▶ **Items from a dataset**
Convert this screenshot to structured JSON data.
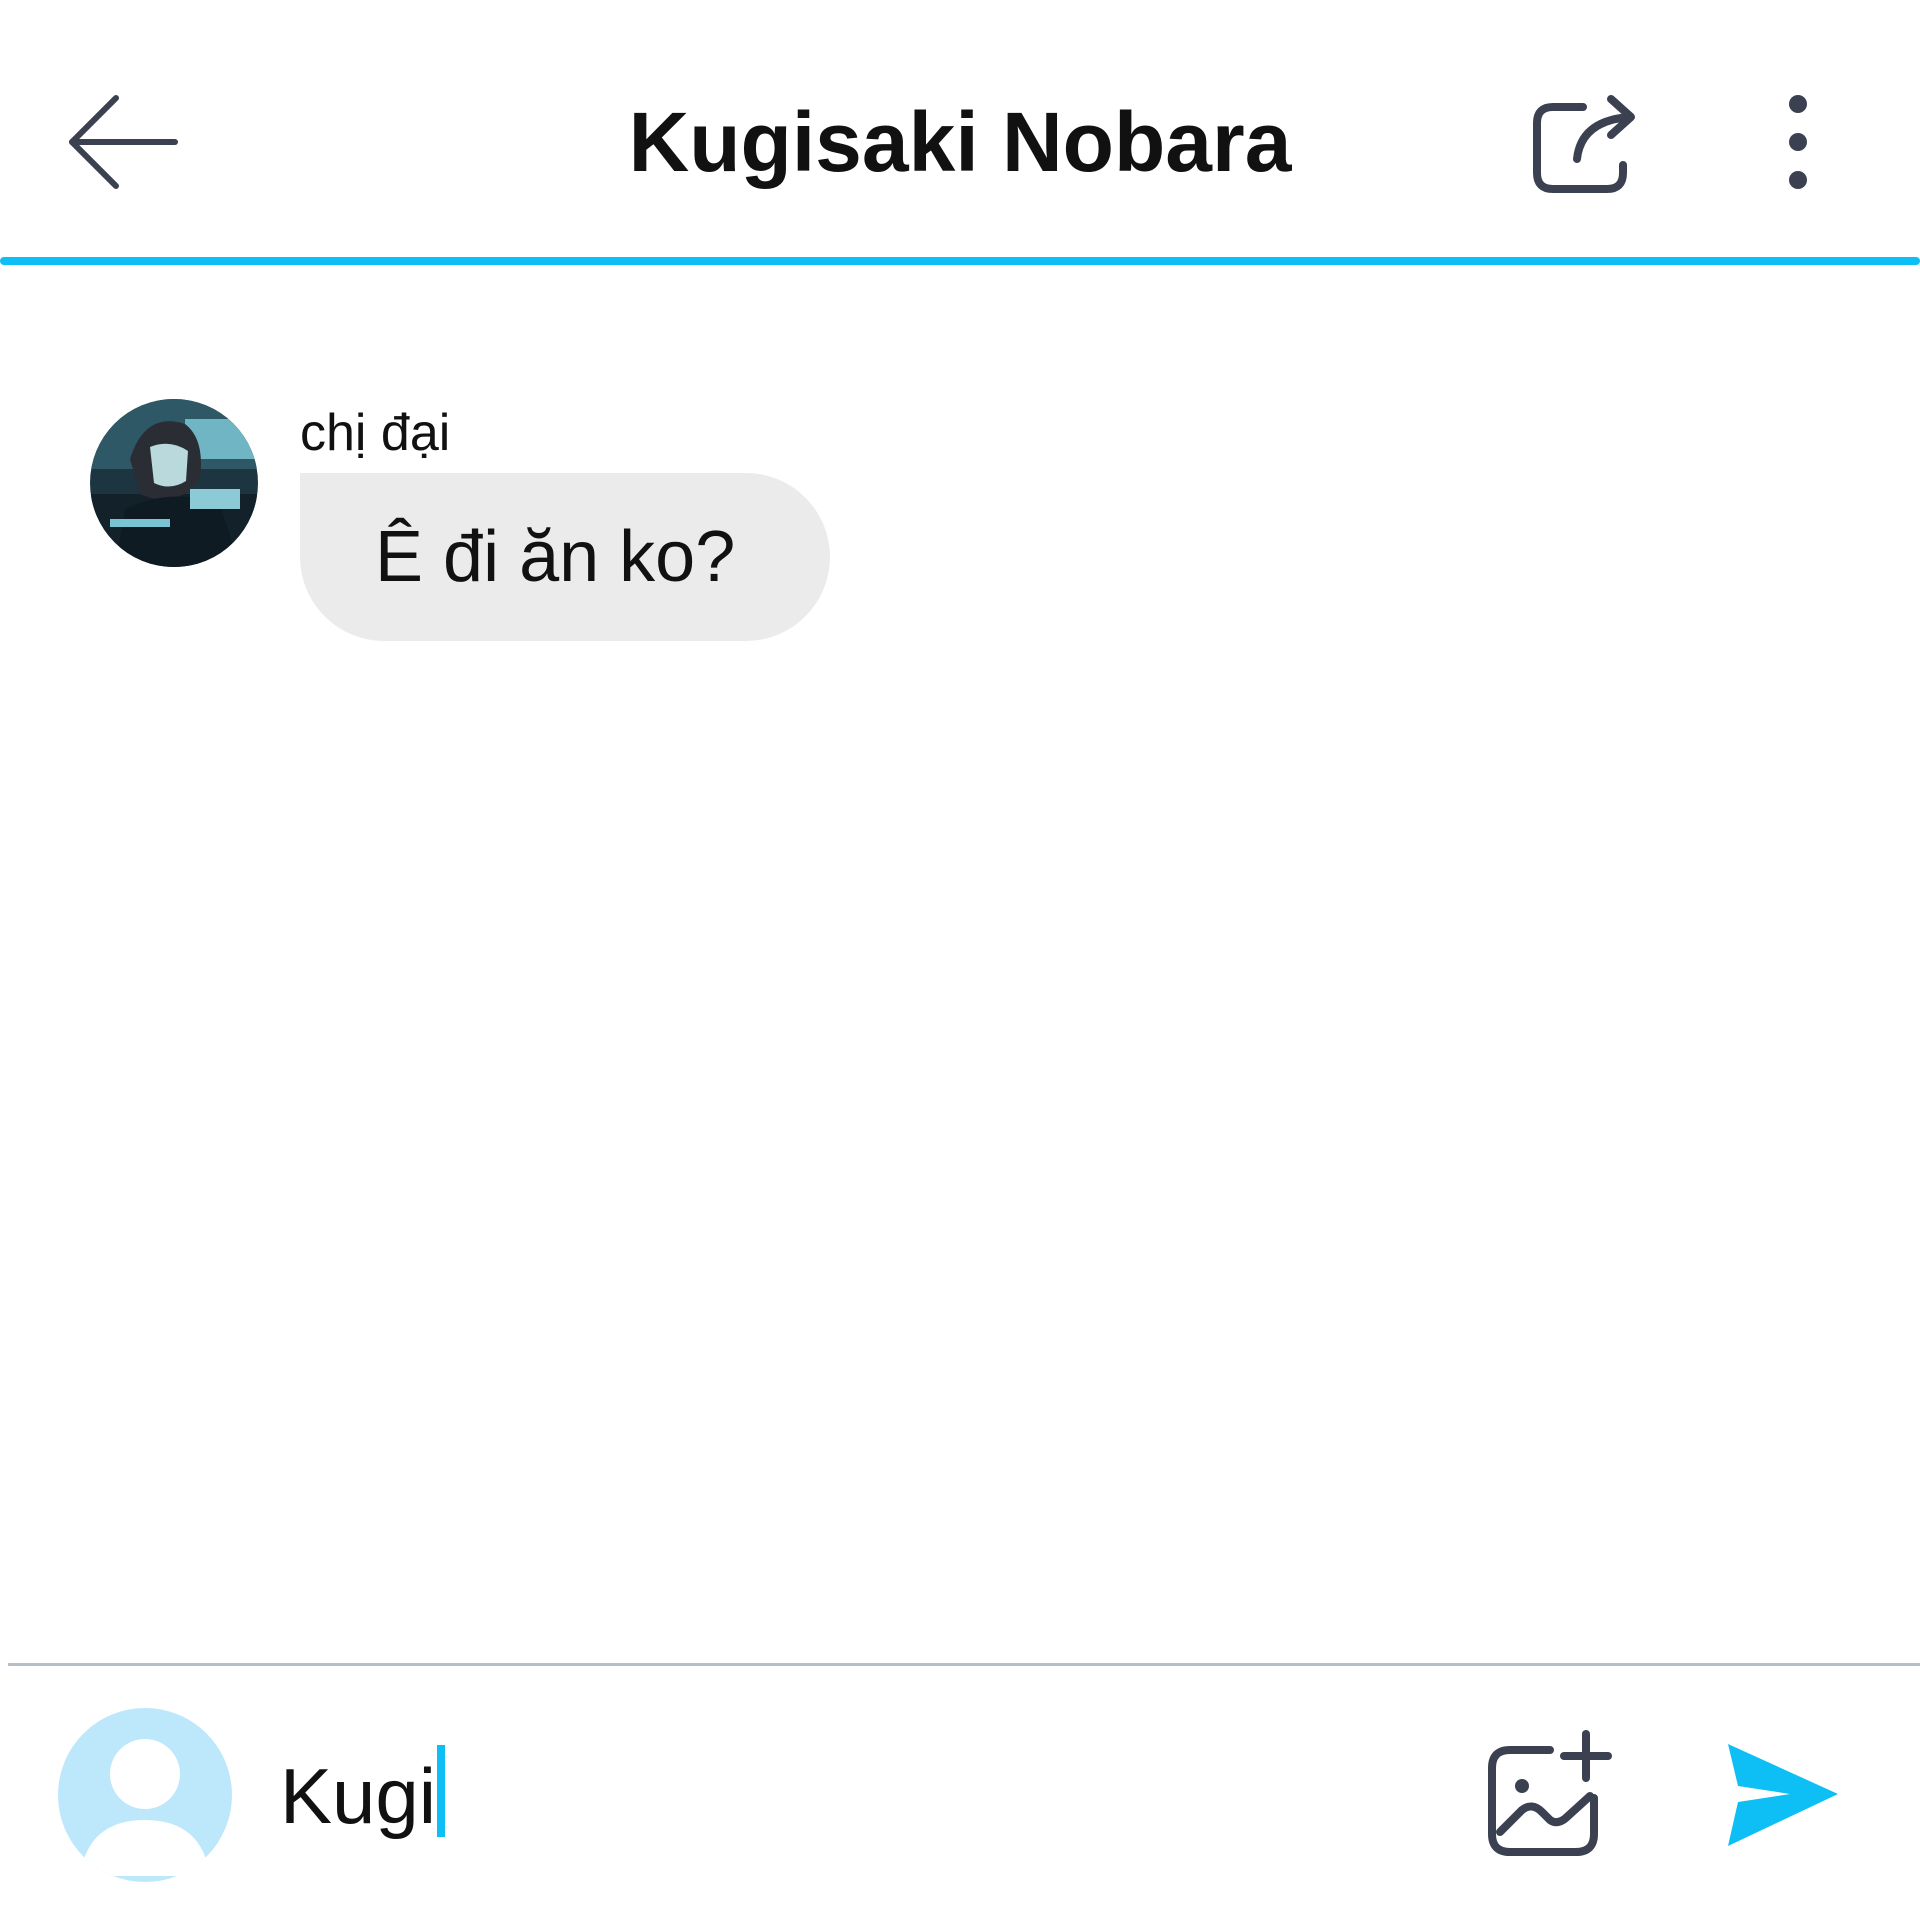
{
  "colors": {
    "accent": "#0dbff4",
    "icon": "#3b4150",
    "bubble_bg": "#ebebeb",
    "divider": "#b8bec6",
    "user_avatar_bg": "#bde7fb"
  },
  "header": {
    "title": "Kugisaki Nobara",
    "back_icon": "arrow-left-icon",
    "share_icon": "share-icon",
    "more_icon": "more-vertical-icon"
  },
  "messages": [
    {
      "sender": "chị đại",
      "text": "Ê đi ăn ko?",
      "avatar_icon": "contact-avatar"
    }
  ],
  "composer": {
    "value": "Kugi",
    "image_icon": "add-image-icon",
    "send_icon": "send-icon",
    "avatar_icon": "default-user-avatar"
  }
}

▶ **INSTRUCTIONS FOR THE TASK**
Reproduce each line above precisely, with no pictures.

▶ **RESULT**
Convert this screenshot to structured JSON data.
{
  "colors": {
    "accent": "#0dbff4",
    "icon": "#3b4150",
    "bubble_bg": "#ebebeb",
    "divider": "#b8bec6",
    "user_avatar_bg": "#bde7fb"
  },
  "header": {
    "title": "Kugisaki Nobara",
    "back_icon": "arrow-left-icon",
    "share_icon": "share-icon",
    "more_icon": "more-vertical-icon"
  },
  "messages": [
    {
      "sender": "chị đại",
      "text": "Ê đi ăn ko?",
      "avatar_icon": "contact-avatar"
    }
  ],
  "composer": {
    "value": "Kugi",
    "image_icon": "add-image-icon",
    "send_icon": "send-icon",
    "avatar_icon": "default-user-avatar"
  }
}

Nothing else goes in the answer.